_Exercise material_:
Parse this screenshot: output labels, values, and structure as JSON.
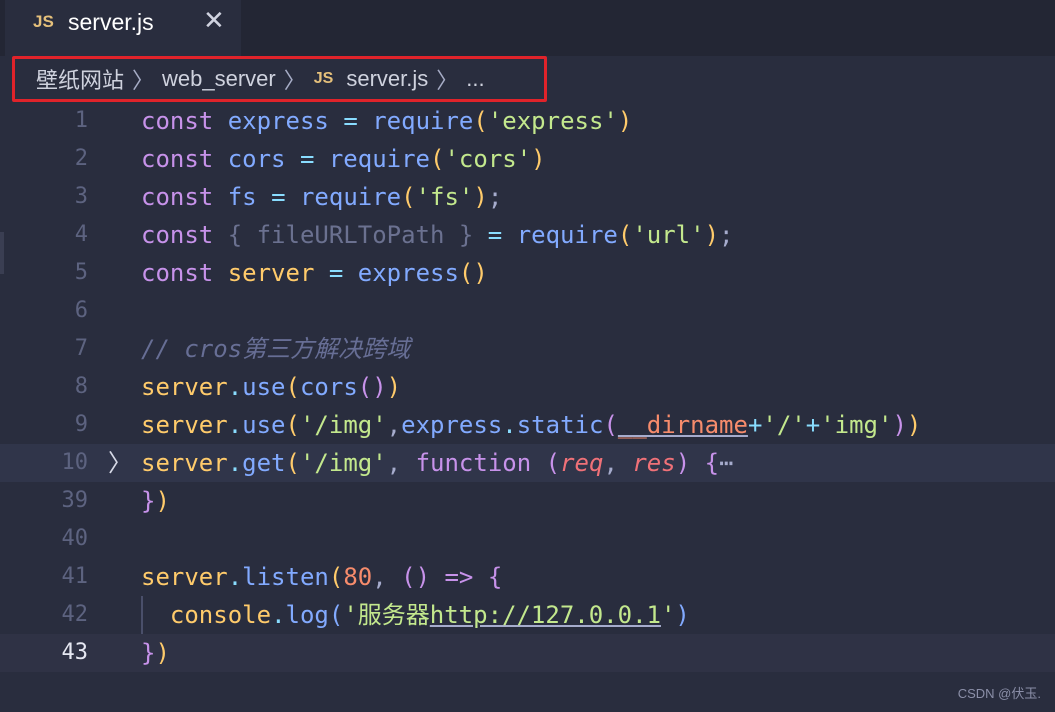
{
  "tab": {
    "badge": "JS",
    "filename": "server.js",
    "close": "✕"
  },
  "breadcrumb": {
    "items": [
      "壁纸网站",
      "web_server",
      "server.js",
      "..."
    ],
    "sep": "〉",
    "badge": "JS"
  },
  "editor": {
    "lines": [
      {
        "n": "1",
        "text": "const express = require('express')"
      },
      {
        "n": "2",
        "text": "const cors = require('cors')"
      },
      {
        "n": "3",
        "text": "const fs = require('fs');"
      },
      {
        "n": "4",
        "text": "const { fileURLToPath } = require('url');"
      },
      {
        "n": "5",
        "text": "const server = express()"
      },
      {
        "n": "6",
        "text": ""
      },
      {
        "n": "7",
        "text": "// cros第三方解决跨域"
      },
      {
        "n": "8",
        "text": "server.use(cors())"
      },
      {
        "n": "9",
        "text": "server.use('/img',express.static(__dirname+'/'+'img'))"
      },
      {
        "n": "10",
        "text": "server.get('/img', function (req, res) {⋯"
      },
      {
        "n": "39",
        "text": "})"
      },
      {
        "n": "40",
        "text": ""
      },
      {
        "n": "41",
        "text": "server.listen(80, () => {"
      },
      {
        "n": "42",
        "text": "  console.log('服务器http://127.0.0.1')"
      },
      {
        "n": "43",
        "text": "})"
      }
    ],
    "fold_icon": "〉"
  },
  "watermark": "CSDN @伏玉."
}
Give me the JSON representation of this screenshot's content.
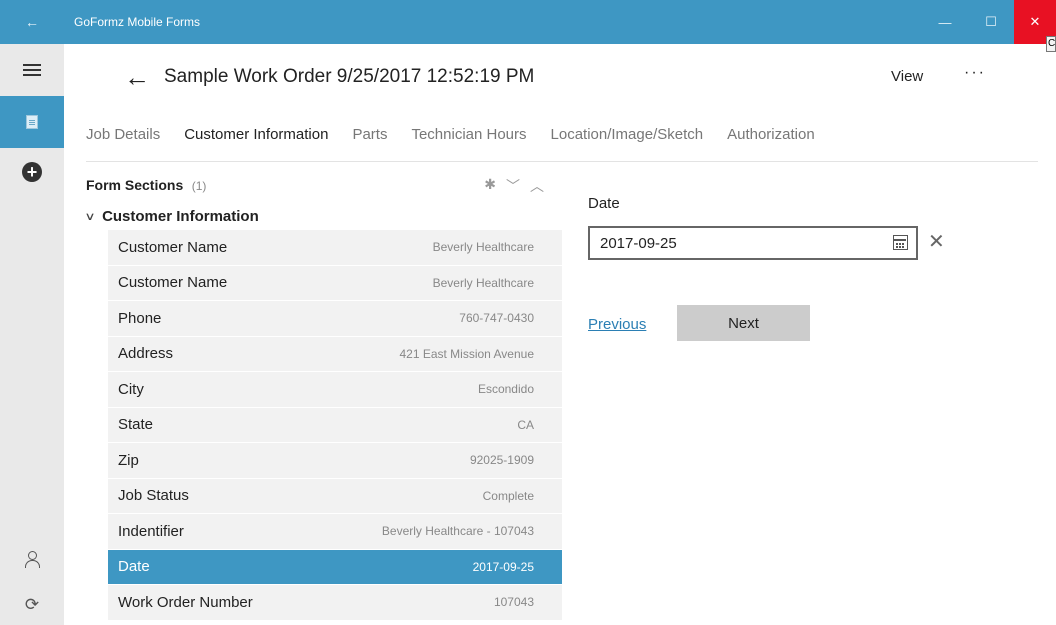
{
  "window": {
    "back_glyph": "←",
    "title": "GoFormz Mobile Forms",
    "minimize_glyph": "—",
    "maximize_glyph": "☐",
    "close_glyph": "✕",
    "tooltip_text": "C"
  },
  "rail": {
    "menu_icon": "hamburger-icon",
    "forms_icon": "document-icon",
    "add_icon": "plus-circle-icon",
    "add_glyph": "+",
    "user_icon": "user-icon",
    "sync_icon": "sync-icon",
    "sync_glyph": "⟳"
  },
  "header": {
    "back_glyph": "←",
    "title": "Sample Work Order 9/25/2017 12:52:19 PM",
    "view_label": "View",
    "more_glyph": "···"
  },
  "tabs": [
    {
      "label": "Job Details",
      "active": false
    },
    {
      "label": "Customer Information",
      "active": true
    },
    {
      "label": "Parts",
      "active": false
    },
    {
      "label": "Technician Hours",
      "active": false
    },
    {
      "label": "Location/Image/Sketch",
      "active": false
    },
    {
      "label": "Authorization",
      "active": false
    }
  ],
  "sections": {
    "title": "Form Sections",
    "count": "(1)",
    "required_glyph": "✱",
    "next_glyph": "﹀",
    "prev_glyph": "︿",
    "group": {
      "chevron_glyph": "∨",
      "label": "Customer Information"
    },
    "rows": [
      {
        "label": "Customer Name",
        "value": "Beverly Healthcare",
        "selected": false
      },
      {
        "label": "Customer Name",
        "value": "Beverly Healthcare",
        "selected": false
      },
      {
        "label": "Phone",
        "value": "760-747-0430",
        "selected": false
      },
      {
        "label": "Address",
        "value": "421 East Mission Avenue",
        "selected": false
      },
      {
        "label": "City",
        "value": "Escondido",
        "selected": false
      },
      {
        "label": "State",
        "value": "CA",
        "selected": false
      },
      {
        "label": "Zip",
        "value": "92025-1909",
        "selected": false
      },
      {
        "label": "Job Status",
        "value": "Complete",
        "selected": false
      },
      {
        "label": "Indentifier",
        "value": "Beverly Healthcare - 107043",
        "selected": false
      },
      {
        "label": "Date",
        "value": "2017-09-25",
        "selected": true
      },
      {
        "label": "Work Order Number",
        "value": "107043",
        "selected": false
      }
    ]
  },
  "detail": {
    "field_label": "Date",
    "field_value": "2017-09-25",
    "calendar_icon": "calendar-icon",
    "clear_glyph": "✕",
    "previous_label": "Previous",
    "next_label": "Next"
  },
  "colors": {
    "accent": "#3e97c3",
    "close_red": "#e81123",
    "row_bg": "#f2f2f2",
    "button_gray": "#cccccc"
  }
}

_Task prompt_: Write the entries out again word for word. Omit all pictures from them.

_Task answer_:
Parse this screenshot: output labels, values, and structure as JSON.
{
  "tab": {
    "badge": "JS",
    "filename": "server.js",
    "close": "✕"
  },
  "breadcrumb": {
    "items": [
      "壁纸网站",
      "web_server",
      "server.js",
      "..."
    ],
    "sep": "〉",
    "badge": "JS"
  },
  "editor": {
    "lines": [
      {
        "n": "1",
        "text": "const express = require('express')"
      },
      {
        "n": "2",
        "text": "const cors = require('cors')"
      },
      {
        "n": "3",
        "text": "const fs = require('fs');"
      },
      {
        "n": "4",
        "text": "const { fileURLToPath } = require('url');"
      },
      {
        "n": "5",
        "text": "const server = express()"
      },
      {
        "n": "6",
        "text": ""
      },
      {
        "n": "7",
        "text": "// cros第三方解决跨域"
      },
      {
        "n": "8",
        "text": "server.use(cors())"
      },
      {
        "n": "9",
        "text": "server.use('/img',express.static(__dirname+'/'+'img'))"
      },
      {
        "n": "10",
        "text": "server.get('/img', function (req, res) {⋯"
      },
      {
        "n": "39",
        "text": "})"
      },
      {
        "n": "40",
        "text": ""
      },
      {
        "n": "41",
        "text": "server.listen(80, () => {"
      },
      {
        "n": "42",
        "text": "  console.log('服务器http://127.0.0.1')"
      },
      {
        "n": "43",
        "text": "})"
      }
    ],
    "fold_icon": "〉"
  },
  "watermark": "CSDN @伏玉."
}
Give me the JSON representation of this screenshot's content.
{
  "window": {
    "back_glyph": "←",
    "title": "GoFormz Mobile Forms",
    "minimize_glyph": "—",
    "maximize_glyph": "☐",
    "close_glyph": "✕",
    "tooltip_text": "C"
  },
  "rail": {
    "menu_icon": "hamburger-icon",
    "forms_icon": "document-icon",
    "add_icon": "plus-circle-icon",
    "add_glyph": "+",
    "user_icon": "user-icon",
    "sync_icon": "sync-icon",
    "sync_glyph": "⟳"
  },
  "header": {
    "back_glyph": "←",
    "title": "Sample Work Order 9/25/2017 12:52:19 PM",
    "view_label": "View",
    "more_glyph": "···"
  },
  "tabs": [
    {
      "label": "Job Details",
      "active": false
    },
    {
      "label": "Customer Information",
      "active": true
    },
    {
      "label": "Parts",
      "active": false
    },
    {
      "label": "Technician Hours",
      "active": false
    },
    {
      "label": "Location/Image/Sketch",
      "active": false
    },
    {
      "label": "Authorization",
      "active": false
    }
  ],
  "sections": {
    "title": "Form Sections",
    "count": "(1)",
    "required_glyph": "✱",
    "next_glyph": "﹀",
    "prev_glyph": "︿",
    "group": {
      "chevron_glyph": "∨",
      "label": "Customer Information"
    },
    "rows": [
      {
        "label": "Customer Name",
        "value": "Beverly Healthcare",
        "selected": false
      },
      {
        "label": "Customer Name",
        "value": "Beverly Healthcare",
        "selected": false
      },
      {
        "label": "Phone",
        "value": "760-747-0430",
        "selected": false
      },
      {
        "label": "Address",
        "value": "421 East Mission Avenue",
        "selected": false
      },
      {
        "label": "City",
        "value": "Escondido",
        "selected": false
      },
      {
        "label": "State",
        "value": "CA",
        "selected": false
      },
      {
        "label": "Zip",
        "value": "92025-1909",
        "selected": false
      },
      {
        "label": "Job Status",
        "value": "Complete",
        "selected": false
      },
      {
        "label": "Indentifier",
        "value": "Beverly Healthcare - 107043",
        "selected": false
      },
      {
        "label": "Date",
        "value": "2017-09-25",
        "selected": true
      },
      {
        "label": "Work Order Number",
        "value": "107043",
        "selected": false
      }
    ]
  },
  "detail": {
    "field_label": "Date",
    "field_value": "2017-09-25",
    "calendar_icon": "calendar-icon",
    "clear_glyph": "✕",
    "previous_label": "Previous",
    "next_label": "Next"
  },
  "colors": {
    "accent": "#3e97c3",
    "close_red": "#e81123",
    "row_bg": "#f2f2f2",
    "button_gray": "#cccccc"
  }
}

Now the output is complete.